Documentary on Patents War

For most people, the patent system is a complex and mysterious institution far from our immediate concerns; as such, it should then remain in the hands of industrials and their lawyers. An unfortunate way of thinking: the related costs are indeed ultimately supported by all of us as end users. While we could benefit from a wide range of new products that would make our life easier in a way we don’t even dare to dream about, we invariably end up paying for never ending lawsuits between tech giants. A shameful situation that should no longer remain in the shadows.

A good documentary on Patents War was broadcasted on the bilingual French-German channel Arte in early July, showing how patents actually impact our everyday life. It’s a little out of date – the reference to US laxity with regards to patent trolls notably seems to forget about the Innovation Act passed last year – with a slightly irritating voice-over – the cheesy background saxophone being as for itself rather charming than annoying. Nevertheless a comprehensive overview of the situation is given.

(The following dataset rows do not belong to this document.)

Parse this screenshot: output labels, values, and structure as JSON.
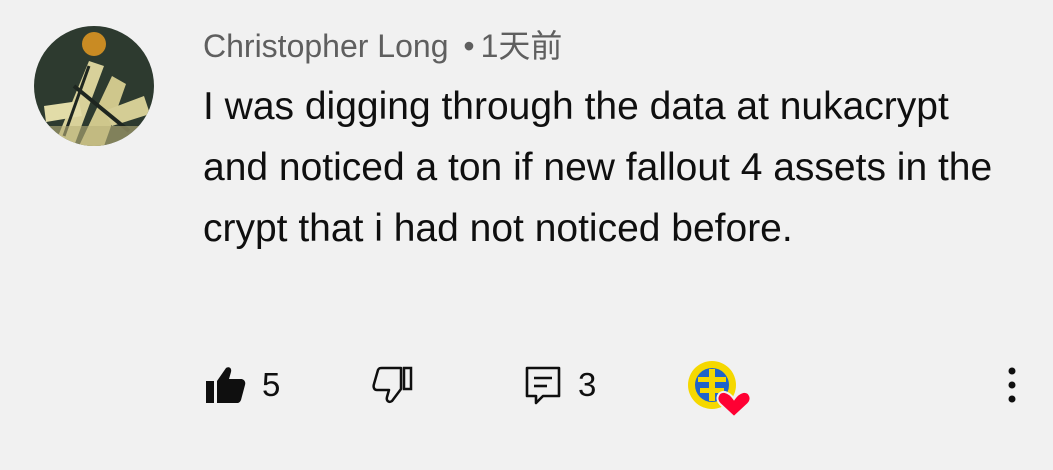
{
  "comment": {
    "author": "Christopher Long",
    "separator": "•",
    "timestamp": "1天前",
    "text": "I was digging through the data at nukacrypt and noticed a ton if new fallout 4 assets in the crypt that i had not noticed before.",
    "avatar_icon": "avatar-image",
    "likes": "5",
    "replies": "3",
    "creator_heart": true
  },
  "icons": {
    "like": "thumbs-up-icon",
    "dislike": "thumbs-down-icon",
    "reply": "comment-reply-icon",
    "heart": "creator-heart-icon",
    "more": "more-vertical-icon"
  },
  "colors": {
    "background": "#f1f1f1",
    "text": "#0f0f0f",
    "meta": "#5f5f5f",
    "heart": "#ff0033"
  }
}
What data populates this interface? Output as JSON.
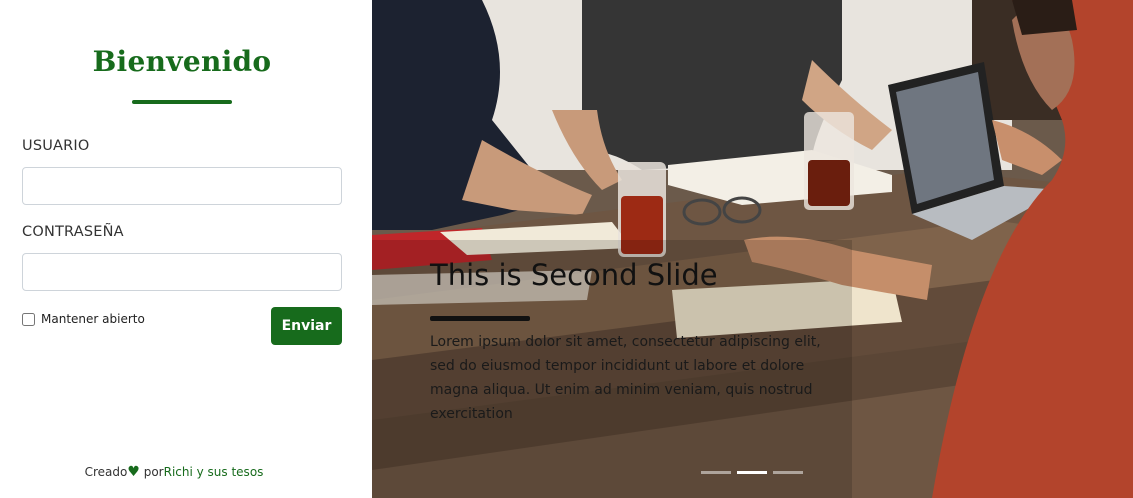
{
  "login": {
    "title": "Bienvenido",
    "user_label": "USUARIO",
    "user_value": "",
    "password_label": "CONTRASEÑA",
    "password_value": "",
    "keep_open_label": "Mantener abierto",
    "keep_open_checked": false,
    "submit_label": "Enviar"
  },
  "footer": {
    "created_text": "Creado",
    "heart_icon": "heart-icon",
    "by_text": " por",
    "author_link": "Richi y sus tesos"
  },
  "carousel": {
    "slide_title": "This is Second Slide",
    "slide_text": "Lorem ipsum dolor sit amet, consectetur adipiscing elit, sed do eiusmod tempor incididunt ut labore et dolore magna aliqua. Ut enim ad minim veniam, quis nostrud exercitation",
    "indicator_count": 3,
    "active_indicator": 2
  },
  "colors": {
    "brand_green": "#176b1c"
  }
}
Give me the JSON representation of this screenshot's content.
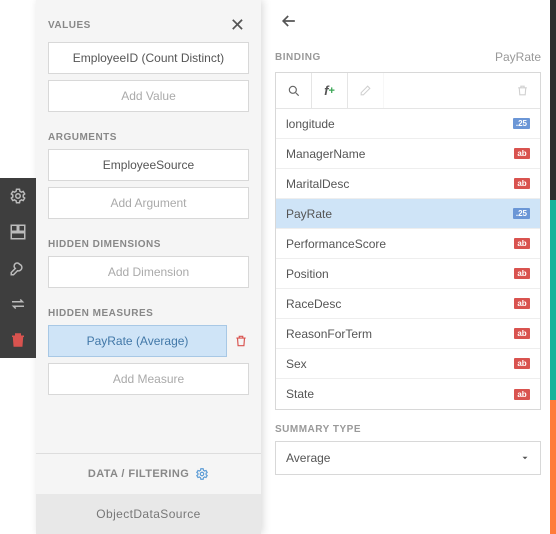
{
  "toolbar": {
    "icons": [
      "gear-icon",
      "layout-icon",
      "wrench-icon",
      "swap-icon",
      "trash-icon"
    ]
  },
  "left": {
    "values_label": "VALUES",
    "values_item": "EmployeeID (Count Distinct)",
    "add_value": "Add Value",
    "arguments_label": "ARGUMENTS",
    "arguments_item": "EmployeeSource",
    "add_argument": "Add Argument",
    "hidden_dim_label": "HIDDEN DIMENSIONS",
    "add_dimension": "Add Dimension",
    "hidden_meas_label": "HIDDEN MEASURES",
    "hidden_meas_item": "PayRate (Average)",
    "add_measure": "Add Measure",
    "data_filtering": "DATA / FILTERING",
    "data_source": "ObjectDataSource"
  },
  "right": {
    "binding_label": "BINDING",
    "binding_value": "PayRate",
    "fields": [
      {
        "name": "longitude",
        "type": "num"
      },
      {
        "name": "ManagerName",
        "type": "txt"
      },
      {
        "name": "MaritalDesc",
        "type": "txt"
      },
      {
        "name": "PayRate",
        "type": "num",
        "selected": true
      },
      {
        "name": "PerformanceScore",
        "type": "txt"
      },
      {
        "name": "Position",
        "type": "txt"
      },
      {
        "name": "RaceDesc",
        "type": "txt"
      },
      {
        "name": "ReasonForTerm",
        "type": "txt"
      },
      {
        "name": "Sex",
        "type": "txt"
      },
      {
        "name": "State",
        "type": "txt"
      }
    ],
    "badge_num": ".25",
    "badge_txt": "ab",
    "summary_label": "SUMMARY TYPE",
    "summary_value": "Average"
  },
  "colors": {
    "edge": [
      "#2f2f2f",
      "#18b39b",
      "#ff7b3a"
    ]
  }
}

The film covers a variety of case studies showing how our food, health, work, household and leisures are dramatically affected by patent costs and slowed down processes. Astonishing numbers are then given: four thousand dollars for a cancer risk screening; two hundred fifty thousand patents for a smartphone; higher budget allocated by major IT actors on patents than on research and development… The consequences in terms of innovation, sustainability and well-being are disastrous.

While the traditional methods of communication were keeping the intellectual property mechanisms understandable only by an enlightened elite, the information society has made knowledge accessible, so that each and anyone of us can now take an interest in any topic and potentially help fix existing problems. The patent system is one of them; with enough of us spreading the word and highlighting the cracks present in the overall regulation, we can overturn the latter and move on towards a fair, healthy and innovation driven competition.